### GOAL OF THE EXERCISE
Give back every line of the material below exactly, but no images.

### DATA SECTION
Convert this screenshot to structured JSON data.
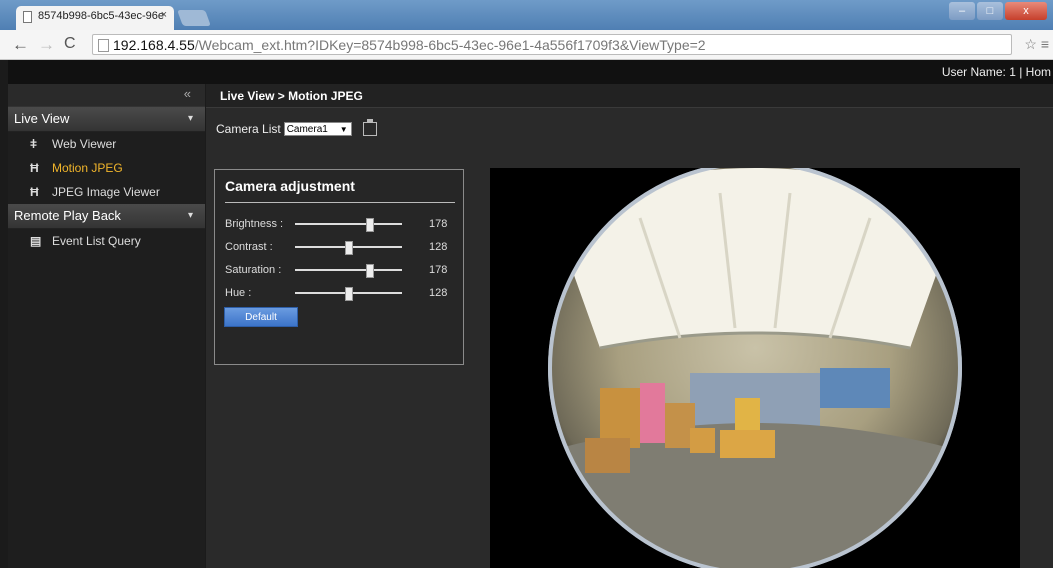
{
  "browser": {
    "tab_title": "8574b998-6bc5-43ec-96e",
    "tab_close": "×",
    "url_host": "192.168.4.55",
    "url_path": "/Webcam_ext.htm?IDKey=8574b998-6bc5-43ec-96e1-4a556f1709f3&ViewType=2"
  },
  "topbar": {
    "user": "User Name: 1 | Hom"
  },
  "sidebar": {
    "collapse": "«",
    "sections": [
      {
        "label": "Live View",
        "items": [
          {
            "label": "Web Viewer",
            "icon": "wireless-icon"
          },
          {
            "label": "Motion JPEG",
            "icon": "film-icon",
            "active": true
          },
          {
            "label": "JPEG Image Viewer",
            "icon": "film-icon"
          }
        ]
      },
      {
        "label": "Remote Play Back",
        "items": [
          {
            "label": "Event List Query",
            "icon": "document-icon"
          }
        ]
      }
    ]
  },
  "breadcrumb": "Live View > Motion JPEG",
  "camera_list": {
    "label": "Camera List",
    "selected": "Camera1"
  },
  "adjustment": {
    "title": "Camera adjustment",
    "sliders": [
      {
        "label": "Brightness :",
        "value": "178",
        "level": 0.7
      },
      {
        "label": "Contrast :",
        "value": "128",
        "level": 0.5
      },
      {
        "label": "Saturation :",
        "value": "178",
        "level": 0.7
      },
      {
        "label": "Hue :",
        "value": "128",
        "level": 0.5
      }
    ],
    "default_button": "Default"
  },
  "colors": {
    "accent": "#f1b52b",
    "button": "#3c74c9"
  }
}
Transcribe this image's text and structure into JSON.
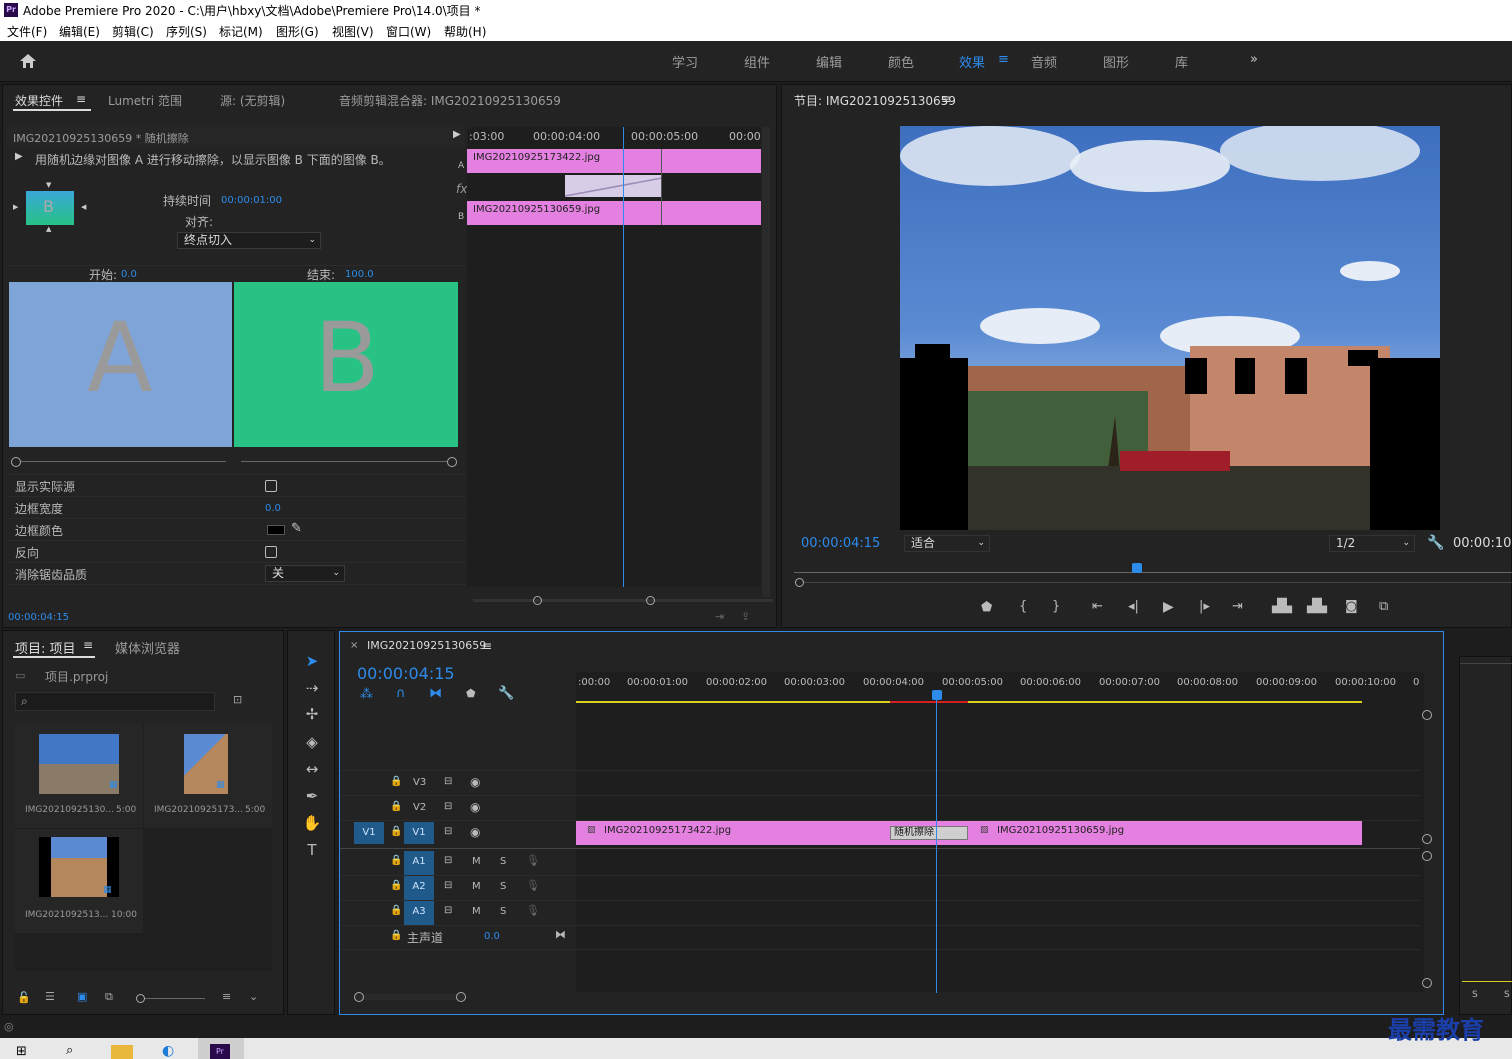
{
  "window": {
    "title": "Adobe Premiere Pro 2020 - C:\\用户\\hbxy\\文档\\Adobe\\Premiere Pro\\14.0\\项目 *",
    "app_badge": "Pr"
  },
  "menu": [
    "文件(F)",
    "编辑(E)",
    "剪辑(C)",
    "序列(S)",
    "标记(M)",
    "图形(G)",
    "视图(V)",
    "窗口(W)",
    "帮助(H)"
  ],
  "workspaces": [
    "学习",
    "组件",
    "编辑",
    "颜色",
    "效果",
    "音频",
    "图形",
    "库"
  ],
  "workspace_active": "效果",
  "effect_controls": {
    "tabs": [
      "效果控件",
      "Lumetri 范围",
      "源: (无剪辑)",
      "音频剪辑混合器: IMG20210925130659"
    ],
    "clip_header": "IMG20210925130659 * 随机擦除",
    "description": "用随机边缘对图像 A 进行移动擦除，以显示图像 B 下面的图像 B。",
    "duration_label": "持续时间",
    "duration_value": "00:00:01:00",
    "align_label": "对齐:",
    "align_value": "终点切入",
    "start_label": "开始:",
    "start_value": "0.0",
    "end_label": "结束:",
    "end_value": "100.0",
    "preview_a": "A",
    "preview_b": "B",
    "preview_letter": "B",
    "props": {
      "show_source": "显示实际源",
      "border_width": "边框宽度",
      "border_width_value": "0.0",
      "border_color": "边框颜色",
      "reverse": "反向",
      "antialias": "消除锯齿品质",
      "antialias_value": "关"
    },
    "timecode": "00:00:04:15",
    "mini_timeline": {
      "ruler": [
        ":03:00",
        "00:00:04:00",
        "00:00:05:00",
        "00:00"
      ],
      "clip_a": "IMG20210925173422.jpg",
      "clip_b": "IMG20210925130659.jpg",
      "label_a": "A",
      "label_b": "B",
      "fx": "fx"
    }
  },
  "program": {
    "title": "节目: IMG20210925130659",
    "timecode": "00:00:04:15",
    "fit": "适合",
    "resolution": "1/2",
    "end_time": "00:00:10:"
  },
  "project": {
    "tabs": [
      "项目: 项目",
      "媒体浏览器"
    ],
    "file": "项目.prproj",
    "items": [
      {
        "name": "IMG20210925130...",
        "dur": "5:00"
      },
      {
        "name": "IMG20210925173...",
        "dur": "5:00"
      },
      {
        "name": "IMG2021092513...",
        "dur": "10:00"
      }
    ]
  },
  "timeline": {
    "title": "IMG20210925130659",
    "timecode": "00:00:04:15",
    "ruler": [
      ":00:00",
      "00:00:01:00",
      "00:00:02:00",
      "00:00:03:00",
      "00:00:04:00",
      "00:00:05:00",
      "00:00:06:00",
      "00:00:07:00",
      "00:00:08:00",
      "00:00:09:00",
      "00:00:10:00",
      "0"
    ],
    "tracks_video": [
      "V3",
      "V2",
      "V1"
    ],
    "tracks_audio": [
      "A1",
      "A2",
      "A3"
    ],
    "source_patch": "V1",
    "master": "主声道",
    "master_value": "0.0",
    "mute": "M",
    "solo": "S",
    "clip1": "IMG20210925173422.jpg",
    "transition": "随机擦除",
    "clip2": "IMG20210925130659.jpg"
  },
  "audio_meter": {
    "left": "S",
    "right": "S"
  },
  "watermark": "最需教育",
  "colors": {
    "accent": "#2d8ceb",
    "clip": "#e480e0",
    "panel": "#232323",
    "a_preview": "#7fa4d8",
    "b_preview": "#28c285"
  }
}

### YOUR RESPONSE
Convert this screenshot to structured JSON data.
{
  "browser": {
    "tab_title": "8574b998-6bc5-43ec-96e",
    "tab_close": "×",
    "url_host": "192.168.4.55",
    "url_path": "/Webcam_ext.htm?IDKey=8574b998-6bc5-43ec-96e1-4a556f1709f3&ViewType=2"
  },
  "topbar": {
    "user": "User Name: 1 | Hom"
  },
  "sidebar": {
    "collapse": "«",
    "sections": [
      {
        "label": "Live View",
        "items": [
          {
            "label": "Web Viewer",
            "icon": "wireless-icon"
          },
          {
            "label": "Motion JPEG",
            "icon": "film-icon",
            "active": true
          },
          {
            "label": "JPEG Image Viewer",
            "icon": "film-icon"
          }
        ]
      },
      {
        "label": "Remote Play Back",
        "items": [
          {
            "label": "Event List Query",
            "icon": "document-icon"
          }
        ]
      }
    ]
  },
  "breadcrumb": "Live View > Motion JPEG",
  "camera_list": {
    "label": "Camera List",
    "selected": "Camera1"
  },
  "adjustment": {
    "title": "Camera adjustment",
    "sliders": [
      {
        "label": "Brightness :",
        "value": "178",
        "level": 0.7
      },
      {
        "label": "Contrast :",
        "value": "128",
        "level": 0.5
      },
      {
        "label": "Saturation :",
        "value": "178",
        "level": 0.7
      },
      {
        "label": "Hue :",
        "value": "128",
        "level": 0.5
      }
    ],
    "default_button": "Default"
  },
  "colors": {
    "accent": "#f1b52b",
    "button": "#3c74c9"
  }
}
Transcribe this image's text and structure into JSON.
{
  "window": {
    "title": "Adobe Premiere Pro 2020 - C:\\用户\\hbxy\\文档\\Adobe\\Premiere Pro\\14.0\\项目 *",
    "app_badge": "Pr"
  },
  "menu": [
    "文件(F)",
    "编辑(E)",
    "剪辑(C)",
    "序列(S)",
    "标记(M)",
    "图形(G)",
    "视图(V)",
    "窗口(W)",
    "帮助(H)"
  ],
  "workspaces": [
    "学习",
    "组件",
    "编辑",
    "颜色",
    "效果",
    "音频",
    "图形",
    "库"
  ],
  "workspace_active": "效果",
  "effect_controls": {
    "tabs": [
      "效果控件",
      "Lumetri 范围",
      "源: (无剪辑)",
      "音频剪辑混合器: IMG20210925130659"
    ],
    "clip_header": "IMG20210925130659 * 随机擦除",
    "description": "用随机边缘对图像 A 进行移动擦除，以显示图像 B 下面的图像 B。",
    "duration_label": "持续时间",
    "duration_value": "00:00:01:00",
    "align_label": "对齐:",
    "align_value": "终点切入",
    "start_label": "开始:",
    "start_value": "0.0",
    "end_label": "结束:",
    "end_value": "100.0",
    "preview_a": "A",
    "preview_b": "B",
    "preview_letter": "B",
    "props": {
      "show_source": "显示实际源",
      "border_width": "边框宽度",
      "border_width_value": "0.0",
      "border_color": "边框颜色",
      "reverse": "反向",
      "antialias": "消除锯齿品质",
      "antialias_value": "关"
    },
    "timecode": "00:00:04:15",
    "mini_timeline": {
      "ruler": [
        ":03:00",
        "00:00:04:00",
        "00:00:05:00",
        "00:00"
      ],
      "clip_a": "IMG20210925173422.jpg",
      "clip_b": "IMG20210925130659.jpg",
      "label_a": "A",
      "label_b": "B",
      "fx": "fx"
    }
  },
  "program": {
    "title": "节目: IMG20210925130659",
    "timecode": "00:00:04:15",
    "fit": "适合",
    "resolution": "1/2",
    "end_time": "00:00:10:"
  },
  "project": {
    "tabs": [
      "项目: 项目",
      "媒体浏览器"
    ],
    "file": "项目.prproj",
    "items": [
      {
        "name": "IMG20210925130...",
        "dur": "5:00"
      },
      {
        "name": "IMG20210925173...",
        "dur": "5:00"
      },
      {
        "name": "IMG2021092513...",
        "dur": "10:00"
      }
    ]
  },
  "timeline": {
    "title": "IMG20210925130659",
    "timecode": "00:00:04:15",
    "ruler": [
      ":00:00",
      "00:00:01:00",
      "00:00:02:00",
      "00:00:03:00",
      "00:00:04:00",
      "00:00:05:00",
      "00:00:06:00",
      "00:00:07:00",
      "00:00:08:00",
      "00:00:09:00",
      "00:00:10:00",
      "0"
    ],
    "tracks_video": [
      "V3",
      "V2",
      "V1"
    ],
    "tracks_audio": [
      "A1",
      "A2",
      "A3"
    ],
    "source_patch": "V1",
    "master": "主声道",
    "master_value": "0.0",
    "mute": "M",
    "solo": "S",
    "clip1": "IMG20210925173422.jpg",
    "transition": "随机擦除",
    "clip2": "IMG20210925130659.jpg"
  },
  "audio_meter": {
    "left": "S",
    "right": "S"
  },
  "watermark": "最需教育",
  "colors": {
    "accent": "#2d8ceb",
    "clip": "#e480e0",
    "panel": "#232323",
    "a_preview": "#7fa4d8",
    "b_preview": "#28c285"
  }
}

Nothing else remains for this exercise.